TASK GOAL → Wherever the string "from" occurs in a line of these records, report that line.

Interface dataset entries
________

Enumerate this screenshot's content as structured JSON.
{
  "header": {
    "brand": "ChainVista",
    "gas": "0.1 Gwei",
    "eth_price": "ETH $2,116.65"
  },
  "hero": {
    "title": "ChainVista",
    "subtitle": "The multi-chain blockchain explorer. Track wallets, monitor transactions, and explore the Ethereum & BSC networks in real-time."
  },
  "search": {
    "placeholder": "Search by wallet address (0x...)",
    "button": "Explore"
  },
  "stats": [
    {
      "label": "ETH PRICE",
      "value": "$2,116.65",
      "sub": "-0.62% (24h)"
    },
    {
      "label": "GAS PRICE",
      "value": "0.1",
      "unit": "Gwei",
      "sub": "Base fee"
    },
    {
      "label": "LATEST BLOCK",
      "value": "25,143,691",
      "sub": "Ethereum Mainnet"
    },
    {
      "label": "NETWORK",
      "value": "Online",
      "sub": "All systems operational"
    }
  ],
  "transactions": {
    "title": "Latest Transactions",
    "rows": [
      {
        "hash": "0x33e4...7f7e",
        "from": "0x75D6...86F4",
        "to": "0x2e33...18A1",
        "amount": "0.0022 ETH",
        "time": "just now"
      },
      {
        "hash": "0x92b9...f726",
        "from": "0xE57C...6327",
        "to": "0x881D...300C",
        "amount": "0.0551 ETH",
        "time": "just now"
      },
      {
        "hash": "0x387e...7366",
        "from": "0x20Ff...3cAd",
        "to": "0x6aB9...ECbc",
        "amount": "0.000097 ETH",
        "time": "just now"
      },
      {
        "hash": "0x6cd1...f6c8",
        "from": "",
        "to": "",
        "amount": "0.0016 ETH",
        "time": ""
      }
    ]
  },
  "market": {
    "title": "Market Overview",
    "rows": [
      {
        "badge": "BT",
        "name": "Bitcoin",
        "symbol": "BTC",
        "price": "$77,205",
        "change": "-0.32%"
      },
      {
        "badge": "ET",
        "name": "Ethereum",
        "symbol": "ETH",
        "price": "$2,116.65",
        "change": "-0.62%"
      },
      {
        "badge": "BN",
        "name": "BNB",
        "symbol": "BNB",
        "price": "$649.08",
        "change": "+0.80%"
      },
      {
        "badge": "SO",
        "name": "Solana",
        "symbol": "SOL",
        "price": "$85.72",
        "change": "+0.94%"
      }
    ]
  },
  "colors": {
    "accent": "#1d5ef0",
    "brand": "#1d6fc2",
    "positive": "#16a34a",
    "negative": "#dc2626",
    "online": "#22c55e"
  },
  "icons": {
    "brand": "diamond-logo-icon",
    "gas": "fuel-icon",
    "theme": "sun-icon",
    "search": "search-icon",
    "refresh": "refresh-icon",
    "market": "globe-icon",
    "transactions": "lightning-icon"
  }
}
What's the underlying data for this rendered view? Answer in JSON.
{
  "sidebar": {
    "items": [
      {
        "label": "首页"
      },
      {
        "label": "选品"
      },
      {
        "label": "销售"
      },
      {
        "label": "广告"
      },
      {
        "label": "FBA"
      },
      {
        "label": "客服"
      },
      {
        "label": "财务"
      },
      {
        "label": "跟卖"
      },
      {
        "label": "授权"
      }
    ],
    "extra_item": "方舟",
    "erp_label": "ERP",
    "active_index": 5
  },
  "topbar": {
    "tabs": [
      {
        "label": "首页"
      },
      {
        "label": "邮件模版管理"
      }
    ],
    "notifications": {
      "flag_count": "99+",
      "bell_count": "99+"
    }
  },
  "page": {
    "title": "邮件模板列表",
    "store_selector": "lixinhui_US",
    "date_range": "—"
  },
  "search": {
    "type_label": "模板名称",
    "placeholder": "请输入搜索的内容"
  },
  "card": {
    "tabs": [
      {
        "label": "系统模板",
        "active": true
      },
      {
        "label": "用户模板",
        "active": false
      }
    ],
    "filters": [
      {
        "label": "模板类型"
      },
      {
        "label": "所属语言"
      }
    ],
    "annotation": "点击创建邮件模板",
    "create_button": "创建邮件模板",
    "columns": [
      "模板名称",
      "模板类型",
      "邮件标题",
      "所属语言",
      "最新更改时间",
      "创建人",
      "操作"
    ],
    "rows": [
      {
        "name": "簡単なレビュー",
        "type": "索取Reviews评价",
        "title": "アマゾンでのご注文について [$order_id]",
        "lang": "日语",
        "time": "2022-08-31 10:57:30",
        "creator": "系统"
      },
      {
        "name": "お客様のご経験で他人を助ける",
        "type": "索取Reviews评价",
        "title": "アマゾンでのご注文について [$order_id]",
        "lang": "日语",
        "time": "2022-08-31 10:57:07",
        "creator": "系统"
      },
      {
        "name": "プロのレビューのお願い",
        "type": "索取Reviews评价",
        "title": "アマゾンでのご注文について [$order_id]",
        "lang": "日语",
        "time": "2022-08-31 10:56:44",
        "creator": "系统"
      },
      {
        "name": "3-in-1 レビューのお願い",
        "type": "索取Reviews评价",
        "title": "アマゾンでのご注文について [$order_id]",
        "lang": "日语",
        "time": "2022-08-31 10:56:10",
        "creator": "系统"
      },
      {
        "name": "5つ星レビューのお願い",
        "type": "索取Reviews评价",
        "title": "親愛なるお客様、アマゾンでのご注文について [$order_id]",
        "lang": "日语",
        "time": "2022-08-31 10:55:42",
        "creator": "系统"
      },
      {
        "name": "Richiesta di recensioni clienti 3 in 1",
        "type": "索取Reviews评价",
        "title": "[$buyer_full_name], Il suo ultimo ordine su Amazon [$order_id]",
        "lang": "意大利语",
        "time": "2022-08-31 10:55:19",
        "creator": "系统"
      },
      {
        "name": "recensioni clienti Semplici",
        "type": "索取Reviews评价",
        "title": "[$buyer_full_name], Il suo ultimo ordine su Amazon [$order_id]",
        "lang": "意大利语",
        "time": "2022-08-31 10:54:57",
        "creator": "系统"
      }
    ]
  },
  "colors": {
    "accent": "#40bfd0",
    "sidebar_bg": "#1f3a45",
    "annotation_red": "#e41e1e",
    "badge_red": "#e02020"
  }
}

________

RESPONSE AREA →
        "from": "0x75D6...86F4",
        "from": "0xE57C...6327",
        "from": "0x20Ff...3cAd",
        "from": "",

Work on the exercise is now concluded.